Give back all the records exactly, keeping every line whole.

◆ RECORD EXTRACTS ◆
=== Section Start ===

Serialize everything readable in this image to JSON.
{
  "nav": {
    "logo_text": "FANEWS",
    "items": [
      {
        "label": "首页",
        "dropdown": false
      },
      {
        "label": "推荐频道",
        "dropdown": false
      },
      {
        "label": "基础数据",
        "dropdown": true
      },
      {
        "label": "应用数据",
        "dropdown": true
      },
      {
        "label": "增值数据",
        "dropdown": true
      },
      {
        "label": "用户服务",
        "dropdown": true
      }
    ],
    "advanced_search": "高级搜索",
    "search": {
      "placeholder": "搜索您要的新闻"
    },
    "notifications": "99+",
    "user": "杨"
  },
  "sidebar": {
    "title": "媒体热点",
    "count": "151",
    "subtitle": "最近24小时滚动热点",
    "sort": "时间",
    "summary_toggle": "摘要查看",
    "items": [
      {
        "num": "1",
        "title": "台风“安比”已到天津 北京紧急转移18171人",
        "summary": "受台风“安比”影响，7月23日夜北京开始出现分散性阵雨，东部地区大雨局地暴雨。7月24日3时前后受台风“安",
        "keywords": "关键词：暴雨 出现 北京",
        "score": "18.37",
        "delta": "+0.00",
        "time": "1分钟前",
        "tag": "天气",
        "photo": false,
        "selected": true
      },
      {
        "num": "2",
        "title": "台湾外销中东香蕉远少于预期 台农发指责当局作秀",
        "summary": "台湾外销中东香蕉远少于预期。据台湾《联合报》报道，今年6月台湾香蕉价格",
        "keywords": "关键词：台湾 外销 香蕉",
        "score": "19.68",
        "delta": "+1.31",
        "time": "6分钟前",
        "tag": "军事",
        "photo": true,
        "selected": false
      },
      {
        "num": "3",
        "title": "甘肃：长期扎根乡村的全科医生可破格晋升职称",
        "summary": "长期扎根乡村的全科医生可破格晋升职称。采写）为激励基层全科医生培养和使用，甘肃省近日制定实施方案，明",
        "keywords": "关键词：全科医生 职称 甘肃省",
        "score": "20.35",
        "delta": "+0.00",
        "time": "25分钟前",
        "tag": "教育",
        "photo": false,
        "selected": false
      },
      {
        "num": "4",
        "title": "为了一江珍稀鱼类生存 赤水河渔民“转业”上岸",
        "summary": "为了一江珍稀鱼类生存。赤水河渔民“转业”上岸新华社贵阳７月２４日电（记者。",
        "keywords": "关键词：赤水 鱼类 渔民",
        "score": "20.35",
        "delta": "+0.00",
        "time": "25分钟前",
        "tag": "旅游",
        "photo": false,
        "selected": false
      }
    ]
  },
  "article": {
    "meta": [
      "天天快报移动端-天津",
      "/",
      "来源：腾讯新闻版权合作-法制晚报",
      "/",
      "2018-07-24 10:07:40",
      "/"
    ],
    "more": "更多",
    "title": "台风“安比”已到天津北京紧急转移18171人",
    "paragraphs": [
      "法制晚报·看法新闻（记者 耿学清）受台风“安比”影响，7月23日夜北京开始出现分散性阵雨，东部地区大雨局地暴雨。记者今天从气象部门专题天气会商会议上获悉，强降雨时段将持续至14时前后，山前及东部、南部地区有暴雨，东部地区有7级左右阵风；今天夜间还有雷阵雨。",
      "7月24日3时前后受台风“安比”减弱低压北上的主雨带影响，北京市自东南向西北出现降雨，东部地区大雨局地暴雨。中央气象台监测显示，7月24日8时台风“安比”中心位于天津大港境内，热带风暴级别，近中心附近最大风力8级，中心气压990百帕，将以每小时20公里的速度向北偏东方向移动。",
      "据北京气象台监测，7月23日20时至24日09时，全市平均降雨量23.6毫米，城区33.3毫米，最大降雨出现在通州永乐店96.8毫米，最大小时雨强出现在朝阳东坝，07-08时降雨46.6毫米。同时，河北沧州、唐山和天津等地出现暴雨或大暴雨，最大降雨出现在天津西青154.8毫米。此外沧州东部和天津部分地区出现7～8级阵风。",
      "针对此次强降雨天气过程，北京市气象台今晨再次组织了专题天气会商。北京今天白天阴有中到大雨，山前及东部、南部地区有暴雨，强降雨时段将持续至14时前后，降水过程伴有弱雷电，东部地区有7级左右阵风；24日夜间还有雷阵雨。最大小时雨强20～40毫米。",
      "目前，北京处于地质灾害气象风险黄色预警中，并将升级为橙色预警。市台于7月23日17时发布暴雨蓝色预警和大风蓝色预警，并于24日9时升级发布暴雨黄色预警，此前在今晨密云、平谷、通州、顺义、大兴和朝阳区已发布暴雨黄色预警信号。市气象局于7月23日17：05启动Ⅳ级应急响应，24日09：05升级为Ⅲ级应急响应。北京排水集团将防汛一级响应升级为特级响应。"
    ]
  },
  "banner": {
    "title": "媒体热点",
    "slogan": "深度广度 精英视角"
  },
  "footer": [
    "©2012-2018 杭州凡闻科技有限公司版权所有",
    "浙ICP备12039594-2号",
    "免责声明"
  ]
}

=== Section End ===

◆ FINISHED TASK ◆
Serialize everything readable in this image to JSON.
{
  "nav": {
    "logo_text": "FANEWS",
    "items": [
      {
        "label": "首页",
        "dropdown": false
      },
      {
        "label": "推荐频道",
        "dropdown": false
      },
      {
        "label": "基础数据",
        "dropdown": true
      },
      {
        "label": "应用数据",
        "dropdown": true
      },
      {
        "label": "增值数据",
        "dropdown": true
      },
      {
        "label": "用户服务",
        "dropdown": true
      }
    ],
    "advanced_search": "高级搜索",
    "search": {
      "placeholder": "搜索您要的新闻"
    },
    "notifications": "99+",
    "user": "杨"
  },
  "sidebar": {
    "title": "媒体热点",
    "count": "151",
    "subtitle": "最近24小时滚动热点",
    "sort": "时间",
    "summary_toggle": "摘要查看",
    "items": [
      {
        "num": "1",
        "title": "台风“安比”已到天津 北京紧急转移18171人",
        "summary": "受台风“安比”影响，7月23日夜北京开始出现分散性阵雨，东部地区大雨局地暴雨。7月24日3时前后受台风“安",
        "keywords": "关键词：暴雨 出现 北京",
        "score": "18.37",
        "delta": "+0.00",
        "time": "1分钟前",
        "tag": "天气",
        "photo": false,
        "selected": true
      },
      {
        "num": "2",
        "title": "台湾外销中东香蕉远少于预期 台农发指责当局作秀",
        "summary": "台湾外销中东香蕉远少于预期。据台湾《联合报》报道，今年6月台湾香蕉价格",
        "keywords": "关键词：台湾 外销 香蕉",
        "score": "19.68",
        "delta": "+1.31",
        "time": "6分钟前",
        "tag": "军事",
        "photo": true,
        "selected": false
      },
      {
        "num": "3",
        "title": "甘肃：长期扎根乡村的全科医生可破格晋升职称",
        "summary": "长期扎根乡村的全科医生可破格晋升职称。采写）为激励基层全科医生培养和使用，甘肃省近日制定实施方案，明",
        "keywords": "关键词：全科医生 职称 甘肃省",
        "score": "20.35",
        "delta": "+0.00",
        "time": "25分钟前",
        "tag": "教育",
        "photo": false,
        "selected": false
      },
      {
        "num": "4",
        "title": "为了一江珍稀鱼类生存 赤水河渔民“转业”上岸",
        "summary": "为了一江珍稀鱼类生存。赤水河渔民“转业”上岸新华社贵阳７月２４日电（记者。",
        "keywords": "关键词：赤水 鱼类 渔民",
        "score": "20.35",
        "delta": "+0.00",
        "time": "25分钟前",
        "tag": "旅游",
        "photo": false,
        "selected": false
      }
    ]
  },
  "article": {
    "meta": [
      "天天快报移动端-天津",
      "/",
      "来源：腾讯新闻版权合作-法制晚报",
      "/",
      "2018-07-24 10:07:40",
      "/"
    ],
    "more": "更多",
    "title": "台风“安比”已到天津北京紧急转移18171人",
    "paragraphs": [
      "法制晚报·看法新闻（记者 耿学清）受台风“安比”影响，7月23日夜北京开始出现分散性阵雨，东部地区大雨局地暴雨。记者今天从气象部门专题天气会商会议上获悉，强降雨时段将持续至14时前后，山前及东部、南部地区有暴雨，东部地区有7级左右阵风；今天夜间还有雷阵雨。",
      "7月24日3时前后受台风“安比”减弱低压北上的主雨带影响，北京市自东南向西北出现降雨，东部地区大雨局地暴雨。中央气象台监测显示，7月24日8时台风“安比”中心位于天津大港境内，热带风暴级别，近中心附近最大风力8级，中心气压990百帕，将以每小时20公里的速度向北偏东方向移动。",
      "据北京气象台监测，7月23日20时至24日09时，全市平均降雨量23.6毫米，城区33.3毫米，最大降雨出现在通州永乐店96.8毫米，最大小时雨强出现在朝阳东坝，07-08时降雨46.6毫米。同时，河北沧州、唐山和天津等地出现暴雨或大暴雨，最大降雨出现在天津西青154.8毫米。此外沧州东部和天津部分地区出现7～8级阵风。",
      "针对此次强降雨天气过程，北京市气象台今晨再次组织了专题天气会商。北京今天白天阴有中到大雨，山前及东部、南部地区有暴雨，强降雨时段将持续至14时前后，降水过程伴有弱雷电，东部地区有7级左右阵风；24日夜间还有雷阵雨。最大小时雨强20～40毫米。",
      "目前，北京处于地质灾害气象风险黄色预警中，并将升级为橙色预警。市台于7月23日17时发布暴雨蓝色预警和大风蓝色预警，并于24日9时升级发布暴雨黄色预警，此前在今晨密云、平谷、通州、顺义、大兴和朝阳区已发布暴雨黄色预警信号。市气象局于7月23日17：05启动Ⅳ级应急响应，24日09：05升级为Ⅲ级应急响应。北京排水集团将防汛一级响应升级为特级响应。"
    ]
  },
  "banner": {
    "title": "媒体热点",
    "slogan": "深度广度 精英视角"
  },
  "footer": [
    "©2012-2018 杭州凡闻科技有限公司版权所有",
    "浙ICP备12039594-2号",
    "免责声明"
  ]
}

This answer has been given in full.